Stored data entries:
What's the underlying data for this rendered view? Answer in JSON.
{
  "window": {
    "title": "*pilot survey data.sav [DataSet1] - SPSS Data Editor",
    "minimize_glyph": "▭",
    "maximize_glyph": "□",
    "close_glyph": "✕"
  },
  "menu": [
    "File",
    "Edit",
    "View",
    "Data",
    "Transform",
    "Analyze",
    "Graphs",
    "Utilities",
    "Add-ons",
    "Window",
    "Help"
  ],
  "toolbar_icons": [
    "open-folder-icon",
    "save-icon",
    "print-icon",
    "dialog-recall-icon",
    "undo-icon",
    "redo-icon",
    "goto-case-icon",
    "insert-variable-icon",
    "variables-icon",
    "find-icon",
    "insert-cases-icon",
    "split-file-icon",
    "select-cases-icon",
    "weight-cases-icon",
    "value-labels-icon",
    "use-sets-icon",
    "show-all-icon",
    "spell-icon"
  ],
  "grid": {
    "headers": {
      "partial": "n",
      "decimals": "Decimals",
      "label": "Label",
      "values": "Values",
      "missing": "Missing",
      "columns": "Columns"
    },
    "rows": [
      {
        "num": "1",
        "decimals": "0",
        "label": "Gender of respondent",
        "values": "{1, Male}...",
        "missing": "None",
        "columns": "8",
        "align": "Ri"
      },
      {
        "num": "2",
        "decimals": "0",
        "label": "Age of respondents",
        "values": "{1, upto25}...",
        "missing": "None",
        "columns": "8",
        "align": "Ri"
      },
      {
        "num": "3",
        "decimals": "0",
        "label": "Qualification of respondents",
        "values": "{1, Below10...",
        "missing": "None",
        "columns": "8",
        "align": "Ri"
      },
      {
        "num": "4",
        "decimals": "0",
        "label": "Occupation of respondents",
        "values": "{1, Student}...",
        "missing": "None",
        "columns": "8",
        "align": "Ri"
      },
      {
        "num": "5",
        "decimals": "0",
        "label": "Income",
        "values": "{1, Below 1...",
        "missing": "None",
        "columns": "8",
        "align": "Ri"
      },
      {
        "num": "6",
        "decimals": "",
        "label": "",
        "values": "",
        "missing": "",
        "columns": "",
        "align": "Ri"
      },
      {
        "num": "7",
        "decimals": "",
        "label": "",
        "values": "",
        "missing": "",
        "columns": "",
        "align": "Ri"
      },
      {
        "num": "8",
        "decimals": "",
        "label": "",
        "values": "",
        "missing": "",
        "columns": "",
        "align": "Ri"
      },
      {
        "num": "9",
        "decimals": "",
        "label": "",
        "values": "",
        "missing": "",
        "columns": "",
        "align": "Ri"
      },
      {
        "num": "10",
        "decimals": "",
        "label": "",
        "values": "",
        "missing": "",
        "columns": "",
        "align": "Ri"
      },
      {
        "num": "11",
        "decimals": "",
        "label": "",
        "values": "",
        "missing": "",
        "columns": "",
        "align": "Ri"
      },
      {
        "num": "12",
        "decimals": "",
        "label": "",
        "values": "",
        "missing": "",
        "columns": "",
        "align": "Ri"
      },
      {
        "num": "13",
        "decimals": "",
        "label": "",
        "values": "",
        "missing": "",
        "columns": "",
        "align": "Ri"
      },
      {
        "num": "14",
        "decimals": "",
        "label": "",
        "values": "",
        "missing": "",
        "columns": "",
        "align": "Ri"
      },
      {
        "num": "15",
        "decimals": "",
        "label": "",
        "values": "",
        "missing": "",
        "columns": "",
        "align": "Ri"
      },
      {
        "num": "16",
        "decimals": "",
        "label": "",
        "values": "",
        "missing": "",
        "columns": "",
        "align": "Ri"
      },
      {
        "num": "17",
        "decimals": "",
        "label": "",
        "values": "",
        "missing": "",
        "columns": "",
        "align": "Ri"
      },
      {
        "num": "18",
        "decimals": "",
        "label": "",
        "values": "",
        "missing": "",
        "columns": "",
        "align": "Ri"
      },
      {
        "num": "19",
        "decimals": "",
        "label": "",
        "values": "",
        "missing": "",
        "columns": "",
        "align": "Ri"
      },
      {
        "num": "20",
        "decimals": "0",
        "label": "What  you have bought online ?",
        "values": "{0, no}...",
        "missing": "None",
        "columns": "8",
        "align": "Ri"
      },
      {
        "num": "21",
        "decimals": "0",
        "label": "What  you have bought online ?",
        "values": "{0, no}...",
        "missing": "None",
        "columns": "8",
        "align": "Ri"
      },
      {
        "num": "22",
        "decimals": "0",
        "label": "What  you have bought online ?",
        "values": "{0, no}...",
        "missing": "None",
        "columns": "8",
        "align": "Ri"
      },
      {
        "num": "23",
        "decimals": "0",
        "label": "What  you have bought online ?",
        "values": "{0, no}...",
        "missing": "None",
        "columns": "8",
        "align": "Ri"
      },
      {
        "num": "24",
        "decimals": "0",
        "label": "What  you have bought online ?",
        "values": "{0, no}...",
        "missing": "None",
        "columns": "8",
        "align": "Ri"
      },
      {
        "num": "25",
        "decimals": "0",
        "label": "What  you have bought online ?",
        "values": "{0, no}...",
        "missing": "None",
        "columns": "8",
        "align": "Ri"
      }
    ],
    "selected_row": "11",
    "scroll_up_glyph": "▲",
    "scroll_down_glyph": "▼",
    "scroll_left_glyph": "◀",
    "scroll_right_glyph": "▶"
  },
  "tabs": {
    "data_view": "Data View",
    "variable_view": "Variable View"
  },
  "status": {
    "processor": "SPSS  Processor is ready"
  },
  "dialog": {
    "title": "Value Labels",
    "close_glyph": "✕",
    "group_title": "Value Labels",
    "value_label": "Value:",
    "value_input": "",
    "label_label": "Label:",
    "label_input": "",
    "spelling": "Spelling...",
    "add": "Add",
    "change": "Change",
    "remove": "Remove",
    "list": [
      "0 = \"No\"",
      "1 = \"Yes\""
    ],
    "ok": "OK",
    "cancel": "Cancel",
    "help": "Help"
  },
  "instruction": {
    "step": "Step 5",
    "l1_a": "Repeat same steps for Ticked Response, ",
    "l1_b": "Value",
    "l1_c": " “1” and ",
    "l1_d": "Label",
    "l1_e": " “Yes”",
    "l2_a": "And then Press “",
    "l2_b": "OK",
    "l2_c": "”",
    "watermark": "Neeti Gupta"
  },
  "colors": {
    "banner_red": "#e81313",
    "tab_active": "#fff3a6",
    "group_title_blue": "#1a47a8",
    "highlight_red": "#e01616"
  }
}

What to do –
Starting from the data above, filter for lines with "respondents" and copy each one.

Written solution –
        "label": "Age of respondents",
        "label": "Qualification of respondents",
        "label": "Occupation of respondents",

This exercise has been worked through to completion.